§ **GIVEN RECORDS**:
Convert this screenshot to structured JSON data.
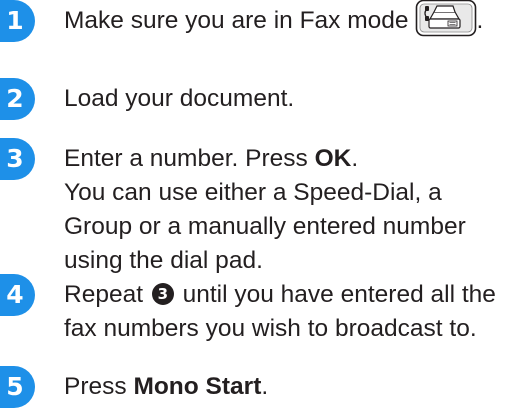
{
  "steps": [
    {
      "number": "1",
      "text": "Make sure you are in Fax mode",
      "icon": "fax-icon"
    },
    {
      "number": "2",
      "text": "Load your document."
    },
    {
      "number": "3",
      "line1_a": "Enter a number. Press ",
      "line1_b": "OK",
      "line1_c": ".",
      "line2": "You can use either a Speed-Dial, a",
      "line3": "Group or a manually entered number",
      "line4": "using the dial pad."
    },
    {
      "number": "4",
      "line1_a": "Repeat ",
      "ref": "3",
      "line1_b": " until you have entered all the",
      "line2": "fax numbers you wish to broadcast to."
    },
    {
      "number": "5",
      "line1_a": "Press ",
      "line1_b": "Mono Start",
      "line1_c": "."
    }
  ],
  "colors": {
    "bubble": "#1e90e8",
    "text": "#231f20"
  }
}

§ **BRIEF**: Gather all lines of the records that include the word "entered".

§ **YOUR SOLUTION**:
      "line3": "Group or a manually entered number",
      "line1_b": " until you have entered all the",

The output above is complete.